Makes 1 greased Bundt pan

Nutritional Info


For the classic method:

  • Unsalted butter, melted and cooled

  • All-purpose flour or granulated sugar

OR For the pan release paste:

  • 1/4 cup

    vegetables shortening

  • 2 tablespoons

    vegetable oil

  • 1/4 cup

    all-purpose flour


  • Bundt pan
  • Pastry brush
  • Measuring cups and spoons


For the classic method:

  1. Coat the pan with fat: Using a pastry brush, brush the Bundt pan with melted butter, making sure to get into the details of the pan.

  2. Add the flour: Add about 1/4 cup of flour, sprinkling it evenly in the bottom of the pan.

  3. Cover with plastic wrap: Cover the top of the Bundt pan with plastic wrap, making sure the wrap seals the pan.
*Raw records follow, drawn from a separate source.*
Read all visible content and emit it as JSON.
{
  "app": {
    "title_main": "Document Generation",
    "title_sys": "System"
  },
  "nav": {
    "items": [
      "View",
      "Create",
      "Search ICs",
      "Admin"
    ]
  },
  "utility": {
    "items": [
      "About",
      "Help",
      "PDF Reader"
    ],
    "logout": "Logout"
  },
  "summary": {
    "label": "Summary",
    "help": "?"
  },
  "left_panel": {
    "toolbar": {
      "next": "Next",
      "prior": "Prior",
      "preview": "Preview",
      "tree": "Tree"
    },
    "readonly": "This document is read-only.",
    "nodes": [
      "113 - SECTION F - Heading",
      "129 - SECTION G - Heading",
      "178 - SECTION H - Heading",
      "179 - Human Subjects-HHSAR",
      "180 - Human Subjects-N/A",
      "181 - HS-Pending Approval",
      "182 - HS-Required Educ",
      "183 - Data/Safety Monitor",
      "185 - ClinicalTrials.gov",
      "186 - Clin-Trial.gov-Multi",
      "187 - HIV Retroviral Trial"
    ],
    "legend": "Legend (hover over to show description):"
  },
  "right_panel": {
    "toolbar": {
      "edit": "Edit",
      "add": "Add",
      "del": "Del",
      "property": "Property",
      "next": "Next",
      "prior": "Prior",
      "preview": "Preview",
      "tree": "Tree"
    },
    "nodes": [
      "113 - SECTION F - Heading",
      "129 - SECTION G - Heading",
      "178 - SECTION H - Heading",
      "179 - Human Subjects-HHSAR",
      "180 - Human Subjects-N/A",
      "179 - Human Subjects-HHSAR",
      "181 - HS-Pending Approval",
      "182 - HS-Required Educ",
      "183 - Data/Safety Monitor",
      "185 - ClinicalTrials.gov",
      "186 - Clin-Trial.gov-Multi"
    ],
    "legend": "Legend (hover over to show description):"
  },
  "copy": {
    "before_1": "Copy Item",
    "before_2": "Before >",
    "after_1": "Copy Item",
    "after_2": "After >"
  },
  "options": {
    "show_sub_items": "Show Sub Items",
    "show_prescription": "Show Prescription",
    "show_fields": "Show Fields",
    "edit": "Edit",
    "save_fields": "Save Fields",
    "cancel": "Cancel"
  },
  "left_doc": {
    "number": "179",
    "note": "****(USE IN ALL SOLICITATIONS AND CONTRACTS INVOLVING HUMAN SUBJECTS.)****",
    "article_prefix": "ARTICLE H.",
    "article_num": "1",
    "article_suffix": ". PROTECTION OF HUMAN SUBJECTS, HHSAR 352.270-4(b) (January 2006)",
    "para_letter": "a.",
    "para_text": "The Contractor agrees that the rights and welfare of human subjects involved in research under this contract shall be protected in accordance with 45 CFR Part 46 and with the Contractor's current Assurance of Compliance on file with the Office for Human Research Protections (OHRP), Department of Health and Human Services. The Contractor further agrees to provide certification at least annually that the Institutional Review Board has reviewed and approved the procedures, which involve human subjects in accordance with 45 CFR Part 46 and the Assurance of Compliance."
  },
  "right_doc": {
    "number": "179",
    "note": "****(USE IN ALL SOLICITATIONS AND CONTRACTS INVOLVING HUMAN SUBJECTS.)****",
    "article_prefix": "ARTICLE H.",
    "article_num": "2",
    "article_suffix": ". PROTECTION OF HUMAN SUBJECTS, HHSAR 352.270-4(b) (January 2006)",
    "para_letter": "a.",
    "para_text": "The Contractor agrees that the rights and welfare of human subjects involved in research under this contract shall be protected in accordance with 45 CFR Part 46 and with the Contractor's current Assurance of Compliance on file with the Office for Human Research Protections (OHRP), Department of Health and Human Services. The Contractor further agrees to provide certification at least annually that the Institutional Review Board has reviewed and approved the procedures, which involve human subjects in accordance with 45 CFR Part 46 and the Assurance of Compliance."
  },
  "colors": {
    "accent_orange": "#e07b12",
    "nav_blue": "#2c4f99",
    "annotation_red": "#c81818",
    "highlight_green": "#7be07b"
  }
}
Shake, shake, shake to coat the pan.

  4. Empty the excess flour: Invert the Bundt pan to remove the plastic wrap. Discard the plastic wrap and excess flour.

For the pan release paste:

  1. Make the paste: In a small bowl, combine the shortening, flour, and oil. You can use a fork to mash these together, or use your fingers to knead them together into a paste.

  2. Coat the pan: Apply the pan release paste with a pastry brush.

Recipe Notes

Storage: Store the unused pan release paste in an airtight container in the pantry for up to 1 month.